The Drum Unleashed (ABC online)
By Tom Switzer
Former ABC Boyer lecturer Owen Harries once said that "for extended periods of time in Washington one needs very good peripheral vision to see Australia on the world map". It's a point our prime ministers could recognise.
In his memoirs, John Howard dedicates numerous pages of praise, including a chapter, to his good mate George W Bush. In his own autobiography, however, the president hardly mentions the 'Man of Steel'.
During her Asia trip last week, Julia Gillard went to great lengths to commend an Australian cameraman for merely crying out "Thank you, Mr President" after a press conference. ("Good one, team!") For his part, Barack Obama was more focussed on creating jobs back home, potentially at the expense of Australian competition.
The Prime Minister gets all giddy when the president says: "The United States does not have a closer or better ally than Australia." She's hardly alone: Robert Menzies used to get "sweaty palms" before he'd meet the US president in the Oval Office. Harold Holt pledged to go "All the Way With LBJ" in 1966. John Gorton promised a possibly bemused president that Australia would "Go a-Waltzing Matilda With You" in 1969. A nervous Gough Whitlam told Henry Kissinger in 1973 he was worried that he'd "freeze up" in front of Richard Nixon.
To be fair, Australian prime ministers – on Labor and the Coalition sides – have usually acted out of sincerity as well as expediency. The beliefs and interests of politicians are rarely allowed to collide, and an awareness of the advantages of the alliance – which include favourable access to technology and intelligence, as well as the all-important security insurance policy – has certainly shaped Australian emotions.

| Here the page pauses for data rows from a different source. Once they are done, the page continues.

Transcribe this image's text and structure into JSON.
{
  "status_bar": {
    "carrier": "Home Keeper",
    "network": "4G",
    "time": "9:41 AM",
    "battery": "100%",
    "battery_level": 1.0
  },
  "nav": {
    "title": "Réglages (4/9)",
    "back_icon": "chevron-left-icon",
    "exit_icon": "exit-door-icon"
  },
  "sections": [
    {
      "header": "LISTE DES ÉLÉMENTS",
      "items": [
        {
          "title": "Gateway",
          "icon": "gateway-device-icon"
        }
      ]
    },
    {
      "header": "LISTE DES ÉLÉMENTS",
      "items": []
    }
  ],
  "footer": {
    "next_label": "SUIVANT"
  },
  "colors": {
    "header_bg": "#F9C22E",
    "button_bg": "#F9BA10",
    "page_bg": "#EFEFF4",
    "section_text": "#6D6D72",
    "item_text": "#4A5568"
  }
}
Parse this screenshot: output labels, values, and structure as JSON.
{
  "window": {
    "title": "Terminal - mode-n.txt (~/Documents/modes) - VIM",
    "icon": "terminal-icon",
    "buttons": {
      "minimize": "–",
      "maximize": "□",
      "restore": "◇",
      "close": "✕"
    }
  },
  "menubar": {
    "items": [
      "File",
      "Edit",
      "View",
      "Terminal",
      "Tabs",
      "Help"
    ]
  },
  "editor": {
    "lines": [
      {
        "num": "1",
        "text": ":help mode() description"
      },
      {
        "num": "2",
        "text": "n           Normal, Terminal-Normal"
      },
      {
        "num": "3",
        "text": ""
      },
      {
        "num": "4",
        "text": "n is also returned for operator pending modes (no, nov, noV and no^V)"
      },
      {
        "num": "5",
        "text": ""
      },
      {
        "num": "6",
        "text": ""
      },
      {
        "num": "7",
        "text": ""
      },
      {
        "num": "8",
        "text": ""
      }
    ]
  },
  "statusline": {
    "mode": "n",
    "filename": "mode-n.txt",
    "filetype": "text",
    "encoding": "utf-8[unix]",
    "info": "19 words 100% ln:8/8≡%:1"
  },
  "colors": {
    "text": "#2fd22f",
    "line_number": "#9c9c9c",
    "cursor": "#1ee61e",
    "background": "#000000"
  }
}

But the point here is that we're hardly America's only special relationship. In July, Obama hailed the "truly special relationship" between the US and UK, telling David Cameron there was "no closer ally and no closer partner" than Britain. In March, vice president Joe Biden said: "The US has no better friend in the community of nations than Israel." Last July, Obama told the Indian people that "they have no better friend and partner than the people of the United States". One could provide more such quotes, but you get the point: we're not so special after all.
It is easy enough to see why Jimmy Carter once called prime minister Malcolm Fraser "John" at a press conference. Howard himself boasts that he elevated the alliance to a new level in Washington, but the distinguished Los Angeles Times still repeatedly referred to him as "Mr Hunt" in its editorial during his September 2001 US trip. Lyndon Johnson, who visited Australia twice during his five-year presidency, said virtually nothing about Harold Holt in his memoirs. Nor did Bill Clinton write much about Paul Keating in his autobiography a few years ago.
Don't get me wrong: I am a great believer in the US alliance, which has been the centrepiece of Australian foreign policy since 1951. On most vital questions of the 20th century, Australian interests have coincided with those of what Sir Robert called "our great and powerful friend". I see no reason why this should cease to be the case.
All I am saying is that Canberra's support for Washington should not imply uncritical and unqualified agreement and support on all occasions. Minor allies, however loyal, should not expect inconvenient loyalty from a superpower. As Charles de Gaulle once remarked, great powers are "cold monsters", and gratitude is not one of their stronger motivations.
Or as Harries put it in his Boyer lectures several years ago: "However sweet the rhetoric and however warm the hugging, the priorities of the two countries are likely to differ at least as often as they coincide." Somebody should tell Julia Gillard.
Tom Switzer is a a research associate at the United States Studies Centre at the University of Sydney, a research fellow at the Institute of Public Affairs in Melbourne, and editor of The Spectator Australia.